By concrete, do you mean you do want to explore economic and biological motivations with the setting?
Concrete in the connotation of not working in abstracts, or magic. Dwarves are of the earth, not fire and air. Dwarves, like I said, are stoic. They are hands on ax handles, and hard liquor, cracked skin, dirty beards. They are Hemingway in a world of fantasy.
What story do you want to tell with the dwarves, what ideas do you want us to explore aside for the utilitarian stoicism you have hit on?
Don't have one, and don't have any, other than perhaps using the dwarves as an allegory for masculinity and the old ways (contrary to the more androgynous and progressive ways, not so much socially and all that, certainly none of the MRA bulls**t, but splitting firewood instead of turning up the heater, hunting animals for food and not sport, etc)
You also mention a desire to develop dwarven military greatness, are their battles just defensive or do they do preemptive strikes?
Defensive. Extremely defensive. They represent a high investment unit, and cannot afford to throw numbers away in pointless conflicts. Heavy armor, powerful weapons, fortresses dug into mountains.
Some dwarf eventually had to ask "what if I dig over there". Developing the idea of dwarven expansion need not conflict with the dwarven ideals as you imagine them. We might imagine and implement in a write up a cultural engine for dwarven expansion, that differs from the types on dragon/human conquest you are inferring. Perhaps, the citizens of village will find that one morning a near by hill or sink hole is now hosting dwarven mining expedition.
Expansion is driven by population, humans and greenskins MUST expand because their lives are short and their children many. Conversely, those of long life have few children. The elves and the dwarves do not share the cultural and racial need for expansion. There are going to be new kingdoms founded, and new holds excavated, but these are carried out over a longer timeline. Dwarves dont do anything suddenly.
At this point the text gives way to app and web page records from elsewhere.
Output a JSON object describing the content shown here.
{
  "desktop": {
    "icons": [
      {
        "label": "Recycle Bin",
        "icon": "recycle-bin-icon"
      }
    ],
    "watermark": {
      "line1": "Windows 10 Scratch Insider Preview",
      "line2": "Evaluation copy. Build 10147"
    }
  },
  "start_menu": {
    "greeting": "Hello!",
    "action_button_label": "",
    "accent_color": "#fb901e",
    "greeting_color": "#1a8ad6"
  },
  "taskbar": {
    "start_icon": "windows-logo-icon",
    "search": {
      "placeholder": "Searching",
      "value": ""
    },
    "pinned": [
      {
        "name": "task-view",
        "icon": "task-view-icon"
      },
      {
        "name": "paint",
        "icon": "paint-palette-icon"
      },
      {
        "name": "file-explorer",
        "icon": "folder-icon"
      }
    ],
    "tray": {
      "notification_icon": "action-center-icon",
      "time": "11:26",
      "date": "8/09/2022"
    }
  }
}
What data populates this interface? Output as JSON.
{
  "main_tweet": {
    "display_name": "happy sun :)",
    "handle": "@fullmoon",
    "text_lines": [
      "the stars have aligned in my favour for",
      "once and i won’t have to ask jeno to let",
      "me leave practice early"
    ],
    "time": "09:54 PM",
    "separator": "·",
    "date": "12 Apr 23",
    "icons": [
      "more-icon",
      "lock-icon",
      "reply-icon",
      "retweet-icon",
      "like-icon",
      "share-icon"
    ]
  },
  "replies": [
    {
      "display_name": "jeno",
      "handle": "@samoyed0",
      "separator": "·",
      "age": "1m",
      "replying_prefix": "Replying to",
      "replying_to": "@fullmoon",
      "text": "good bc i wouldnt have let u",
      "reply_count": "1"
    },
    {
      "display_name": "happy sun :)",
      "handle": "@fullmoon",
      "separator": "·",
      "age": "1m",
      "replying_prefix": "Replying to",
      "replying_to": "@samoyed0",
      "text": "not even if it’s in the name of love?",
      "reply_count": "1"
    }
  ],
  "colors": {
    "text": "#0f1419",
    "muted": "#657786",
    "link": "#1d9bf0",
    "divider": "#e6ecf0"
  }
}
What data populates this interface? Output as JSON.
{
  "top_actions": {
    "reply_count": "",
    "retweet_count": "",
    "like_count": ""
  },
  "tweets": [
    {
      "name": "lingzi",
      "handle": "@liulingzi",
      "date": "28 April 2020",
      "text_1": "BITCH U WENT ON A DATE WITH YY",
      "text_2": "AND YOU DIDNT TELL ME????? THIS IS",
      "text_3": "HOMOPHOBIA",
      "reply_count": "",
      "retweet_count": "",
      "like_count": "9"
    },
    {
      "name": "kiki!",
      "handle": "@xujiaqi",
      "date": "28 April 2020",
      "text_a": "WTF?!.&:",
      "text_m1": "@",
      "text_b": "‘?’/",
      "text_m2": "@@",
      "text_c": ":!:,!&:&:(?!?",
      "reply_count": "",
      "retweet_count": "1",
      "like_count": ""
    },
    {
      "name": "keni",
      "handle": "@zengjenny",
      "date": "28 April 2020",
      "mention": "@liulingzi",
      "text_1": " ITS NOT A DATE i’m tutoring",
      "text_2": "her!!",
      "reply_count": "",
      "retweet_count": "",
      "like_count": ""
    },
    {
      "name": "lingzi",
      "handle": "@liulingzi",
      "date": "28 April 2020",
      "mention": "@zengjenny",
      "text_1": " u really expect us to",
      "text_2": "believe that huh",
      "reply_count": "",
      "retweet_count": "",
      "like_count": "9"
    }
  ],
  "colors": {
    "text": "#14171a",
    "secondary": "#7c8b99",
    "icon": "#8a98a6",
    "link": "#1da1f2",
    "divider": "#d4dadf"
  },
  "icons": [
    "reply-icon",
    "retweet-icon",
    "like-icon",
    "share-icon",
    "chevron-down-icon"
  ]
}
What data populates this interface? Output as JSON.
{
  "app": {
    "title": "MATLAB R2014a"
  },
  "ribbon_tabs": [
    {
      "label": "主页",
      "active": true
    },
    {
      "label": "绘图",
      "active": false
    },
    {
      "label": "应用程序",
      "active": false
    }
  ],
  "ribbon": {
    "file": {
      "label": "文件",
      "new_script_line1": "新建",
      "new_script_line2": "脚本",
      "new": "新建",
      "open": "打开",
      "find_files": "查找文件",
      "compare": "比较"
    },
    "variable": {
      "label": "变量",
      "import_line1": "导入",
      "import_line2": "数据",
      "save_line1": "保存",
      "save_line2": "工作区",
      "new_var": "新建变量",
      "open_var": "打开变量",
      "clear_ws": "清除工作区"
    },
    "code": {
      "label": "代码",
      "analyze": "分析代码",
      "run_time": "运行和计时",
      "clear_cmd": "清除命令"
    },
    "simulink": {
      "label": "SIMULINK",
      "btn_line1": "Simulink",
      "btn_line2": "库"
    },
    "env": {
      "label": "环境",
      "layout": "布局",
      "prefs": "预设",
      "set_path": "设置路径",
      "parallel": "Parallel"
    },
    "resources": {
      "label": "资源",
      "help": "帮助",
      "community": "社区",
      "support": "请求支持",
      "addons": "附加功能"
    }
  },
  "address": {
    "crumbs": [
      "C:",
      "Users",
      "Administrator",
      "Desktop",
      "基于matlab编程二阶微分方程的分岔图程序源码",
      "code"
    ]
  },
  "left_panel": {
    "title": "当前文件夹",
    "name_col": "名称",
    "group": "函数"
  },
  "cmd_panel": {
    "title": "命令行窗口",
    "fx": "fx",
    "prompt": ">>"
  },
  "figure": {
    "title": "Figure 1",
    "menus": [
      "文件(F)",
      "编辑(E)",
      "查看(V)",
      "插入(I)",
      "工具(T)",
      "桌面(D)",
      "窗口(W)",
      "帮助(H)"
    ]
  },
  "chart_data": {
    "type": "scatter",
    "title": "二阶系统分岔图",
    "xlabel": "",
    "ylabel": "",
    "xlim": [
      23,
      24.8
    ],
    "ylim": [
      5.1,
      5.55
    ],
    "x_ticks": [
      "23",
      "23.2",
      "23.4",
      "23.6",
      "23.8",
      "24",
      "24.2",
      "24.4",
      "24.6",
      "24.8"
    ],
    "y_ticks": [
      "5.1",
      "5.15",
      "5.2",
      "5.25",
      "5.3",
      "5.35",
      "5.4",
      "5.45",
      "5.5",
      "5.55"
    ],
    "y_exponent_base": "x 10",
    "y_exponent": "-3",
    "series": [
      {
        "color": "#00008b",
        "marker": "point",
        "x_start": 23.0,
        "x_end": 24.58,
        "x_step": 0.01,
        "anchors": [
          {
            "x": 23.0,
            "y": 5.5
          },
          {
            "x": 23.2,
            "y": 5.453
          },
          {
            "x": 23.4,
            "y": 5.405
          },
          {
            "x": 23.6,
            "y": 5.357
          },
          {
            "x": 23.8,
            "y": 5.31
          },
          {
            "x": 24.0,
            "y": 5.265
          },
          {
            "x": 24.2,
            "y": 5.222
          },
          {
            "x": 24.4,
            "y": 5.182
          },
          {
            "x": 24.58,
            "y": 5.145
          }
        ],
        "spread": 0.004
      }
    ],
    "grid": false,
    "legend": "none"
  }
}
But the haunted mines and kingdoms in decline must have been just mines and kingdoms on the upswing at some point. My inference was that for those locations to have exsisted, dwarves had to travel to those locations. A reoccurring setting in the Lotr was abandoned dwarven mines. If we are doing dwarves on the cultural and economic upswing than there must be dwarves out there building the mines that would latter be abandoned. Consider this, perhaps Kazan could be the expansive dwarven culture that in a few thousand years will leave dark and haunted mines all over decathros. If these the are Tolkien dwarves (all be it with heavy metal athsetic and existing in thinly veiled 15th century Europe like Westeros) but in their cultural peak thus one might expect some expansion.
Correct, Kazan is in the end of the upswing, entering into a plateau period.
One of the main themes in LotR is that the Age of Man was beginning. The Elves were leaving, the dragons were slain (Smaug being the last), the dwarves were fading away, leaving Middle Earth to Man.
Expand them if you want.